Colorado Trail - Trail # 1776

(Click Map for PDF)

Beginning Elevation: 8360
High Point: 10880
End Elevation: 10140
Difficulty: Moderate
Length, One Way: 15 miles
Seasons: Summer, Fall
USGS Quads: Windy Peak, Topaz Mountain
Other Maps: Pike National Forest, Trails Illustrated #105
Usage Level: Medium


Trail Heads

Rolling Creek
North Fork
Long Gulch
Rock Creek

Connecting Trails

Rolling Creek
Payne Creek
Brookside -McCurdy
Ben Tyler


The Colorado Trail brings the hiker up out of ponderosa pine forests north of the Lost Creek Wilderness through lodgepole pine and Douglas fir forests and into the open parks to the west. The first section of the Colorado Trail closely follows the old Hooper Trail, a logging road built in the late 1800s into North Lost Park. The next part, from the North Fork trailhead to the Long Gulch trailhead, is outside of the Wilderness and is frequently used by mountain bikers as part of a loop ride. The last part continues west through open forests of ponderosa and bristlecone pine to the Rock Creek trailhead.

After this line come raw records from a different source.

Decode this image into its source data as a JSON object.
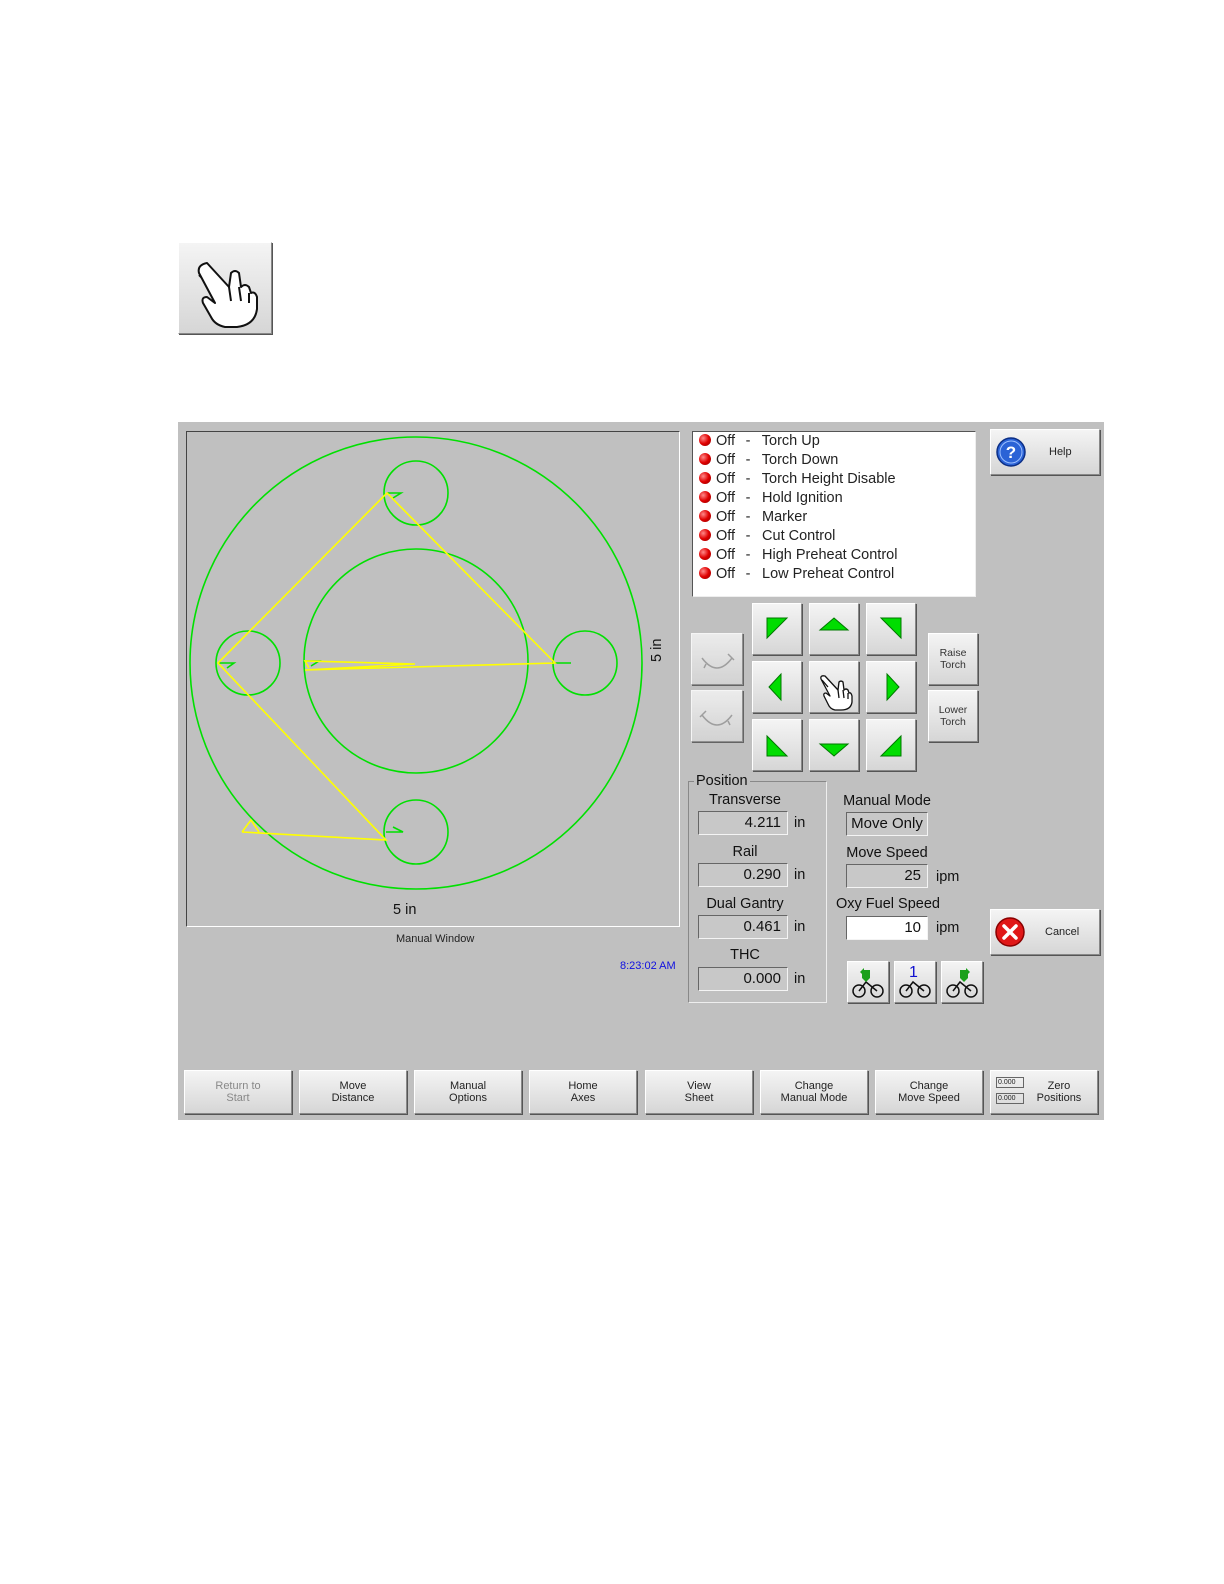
{
  "manual_window": {
    "x_dimension": "5 in",
    "y_dimension": "5 in",
    "caption": "Manual Window",
    "time": "8:23:02 AM"
  },
  "io_status": [
    {
      "state": "Off",
      "label": "Torch Up"
    },
    {
      "state": "Off",
      "label": "Torch Down"
    },
    {
      "state": "Off",
      "label": "Torch Height Disable"
    },
    {
      "state": "Off",
      "label": "Hold Ignition"
    },
    {
      "state": "Off",
      "label": "Marker"
    },
    {
      "state": "Off",
      "label": "Cut Control"
    },
    {
      "state": "Off",
      "label": "High Preheat Control"
    },
    {
      "state": "Off",
      "label": "Low Preheat Control"
    }
  ],
  "io_separator": "-",
  "help_label": "Help",
  "cancel_label": "Cancel",
  "raise_torch": {
    "line1": "Raise",
    "line2": "Torch"
  },
  "lower_torch": {
    "line1": "Lower",
    "line2": "Torch"
  },
  "position": {
    "title": "Position",
    "transverse": {
      "label": "Transverse",
      "value": "4.211",
      "unit": "in"
    },
    "rail": {
      "label": "Rail",
      "value": "0.290",
      "unit": "in"
    },
    "dual_gantry": {
      "label": "Dual Gantry",
      "value": "0.461",
      "unit": "in"
    },
    "thc": {
      "label": "THC",
      "value": "0.000",
      "unit": "in"
    }
  },
  "manual_mode": {
    "label": "Manual Mode",
    "value": "Move Only"
  },
  "move_speed": {
    "label": "Move Speed",
    "value": "25",
    "unit": "ipm"
  },
  "oxy_fuel_speed": {
    "label": "Oxy Fuel Speed",
    "value": "10",
    "unit": "ipm"
  },
  "station_number": "1",
  "softkeys": [
    {
      "line1": "Return to",
      "line2": "Start"
    },
    {
      "line1": "Move",
      "line2": "Distance"
    },
    {
      "line1": "Manual",
      "line2": "Options"
    },
    {
      "line1": "Home",
      "line2": "Axes"
    },
    {
      "line1": "View",
      "line2": "Sheet"
    },
    {
      "line1": "Change",
      "line2": "Manual Mode"
    },
    {
      "line1": "Change",
      "line2": "Move Speed"
    },
    {
      "line1": "Zero",
      "line2": "Positions"
    }
  ],
  "zero_icon_values": [
    "0.000",
    "0.000"
  ],
  "colors": {
    "part_outline": "#00e000",
    "traverse_path": "#ffff00",
    "time_text": "#1010e0",
    "arrow": "#00dd00"
  }
}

From the Rolling Creek Trailhead, the Colorado Trail heads west a short distance, then joins the old Hooper Trail logging road and turns southwest. The old logging road that is very distinct and its gentle grade makes for pleasant hiking. A short distance after crossing the Wilderness boundary, the trail meets the south end of the Payne Creek Trail. The Colorado Trail continues rising to the southwest, but before reaching the saddle it leaves the old road and begins to climb rather steeply to the south to avoid some large bogs. At the top of the saddle it rejoins the old road and descends into the North Fork Lost Creek drainage. Upon reaching the creek, the trail joins the Brookside-McCurdy Trail at the North Fork Trailhead. From here the two trails follow the same route up North Lost Park for roughly 2.5 miles. When the two split, the Colorado Trail continues up North Lost Park to its west end and then descends to the Long Gulch Trailhead.

From the Long Gulch trailhead, the trail soon re-enters the Wilderness. It winds west through the gentle country at the head of the Black Canyon, then descends to Rock Creek to a junction with the south end of the Ben Tyler trail. A short climb out of the Rock Creek drainage brings you to the Rock Creek Trailhead.

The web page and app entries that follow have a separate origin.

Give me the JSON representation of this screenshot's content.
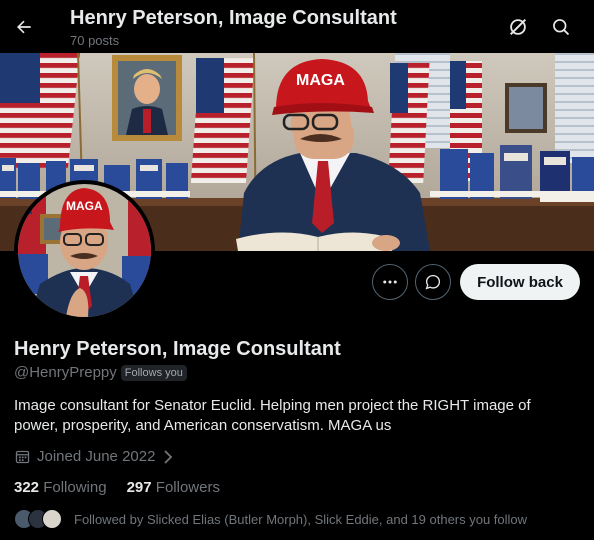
{
  "header": {
    "title": "Henry Peterson, Image Consultant",
    "post_count": "70 posts",
    "back_icon": "arrow-left-icon",
    "grok_icon": "grok-icon",
    "search_icon": "search-icon"
  },
  "banner": {
    "cap_text": "MAGA"
  },
  "avatar": {
    "cap_text": "MAGA"
  },
  "actions": {
    "more_icon": "more-icon",
    "message_icon": "message-icon",
    "follow_back": "Follow back"
  },
  "profile": {
    "name": "Henry Peterson, Image Consultant",
    "handle": "@HenryPreppy",
    "follows_you": "Follows you",
    "bio": "Image consultant for Senator Euclid. Helping men project the RIGHT image of power, prosperity, and American conservatism. MAGA us",
    "joined": "Joined June 2022",
    "following_count": "322",
    "following_label": "Following",
    "followers_count": "297",
    "followers_label": "Followers",
    "followed_by": "Followed by Slicked Elias (Butler Morph), Slick Eddie, and 19 others you follow"
  },
  "colors": {
    "background": "#000000",
    "text_primary": "#e7e9ea",
    "text_secondary": "#71767b",
    "button_light": "#eff3f4",
    "cap_red": "#c8161d"
  }
}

Trail's History

The 486 mile Colorado Trail began as an idea in the early to mid 1970s with a plan to build a foot and horse trail from Denver to Durango. By tying together bits and pieces of existing trails, it was hoped that new trail construction could be minimized.

From the east, the Colorado trail follows the old Hooper trail, built by W. W Hooper in 1887 to haul lumber from his mill in North Lost Park to the Railroad at Estabrook, just east of Bailey. A 1898 article in the Nighthawk Mountain Echo expressed concern over the easy access the road would provide into Lost Park and that it would cause the “ruination of the herd of buffalo if a check is not placed on the traffic.” The old road is very boggy just east of the high point and the trail was rerouted around the bogs in the late 1990s. Just east of the North Fork trailhead in North Lost Park lie the remnants of Hooper’s sawmill. The Hooper trail continued west from the North Fork trailhead to the Long Gulch trailhead, although it was not part of Hooper’s original road.

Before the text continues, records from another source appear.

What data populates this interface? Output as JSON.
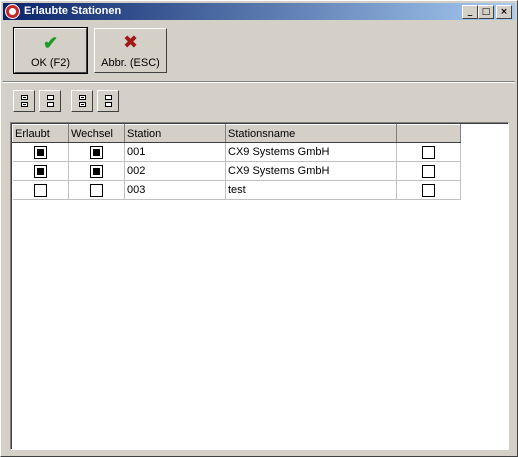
{
  "window": {
    "title": "Erlaubte Stationen",
    "controls": {
      "minimize": "_",
      "maximize": "□",
      "close": "×"
    }
  },
  "toolbar": {
    "ok": {
      "label": "OK (F2)",
      "icon": "check-icon",
      "glyph": "✔",
      "color": "#1e9a2a"
    },
    "cancel": {
      "label": "Abbr. (ESC)",
      "icon": "x-icon",
      "glyph": "✖",
      "color": "#a01818"
    }
  },
  "small_buttons": [
    {
      "icon": "select-all-icon"
    },
    {
      "icon": "deselect-all-icon"
    },
    {
      "icon": "select-all-icon"
    },
    {
      "icon": "deselect-all-icon"
    }
  ],
  "grid": {
    "columns": [
      "Erlaubt",
      "Wechsel",
      "Station",
      "Stationsname",
      ""
    ],
    "rows": [
      {
        "erlaubt": true,
        "wechsel": true,
        "station": "001",
        "name": "CX9 Systems GmbH",
        "extra": false
      },
      {
        "erlaubt": true,
        "wechsel": true,
        "station": "002",
        "name": "CX9 Systems GmbH",
        "extra": false
      },
      {
        "erlaubt": false,
        "wechsel": false,
        "station": "003",
        "name": "test",
        "extra": false
      }
    ]
  }
}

From the Long Gulch trailhead west to Kenosha Pass was all new construction done by volunteers in 1976-77.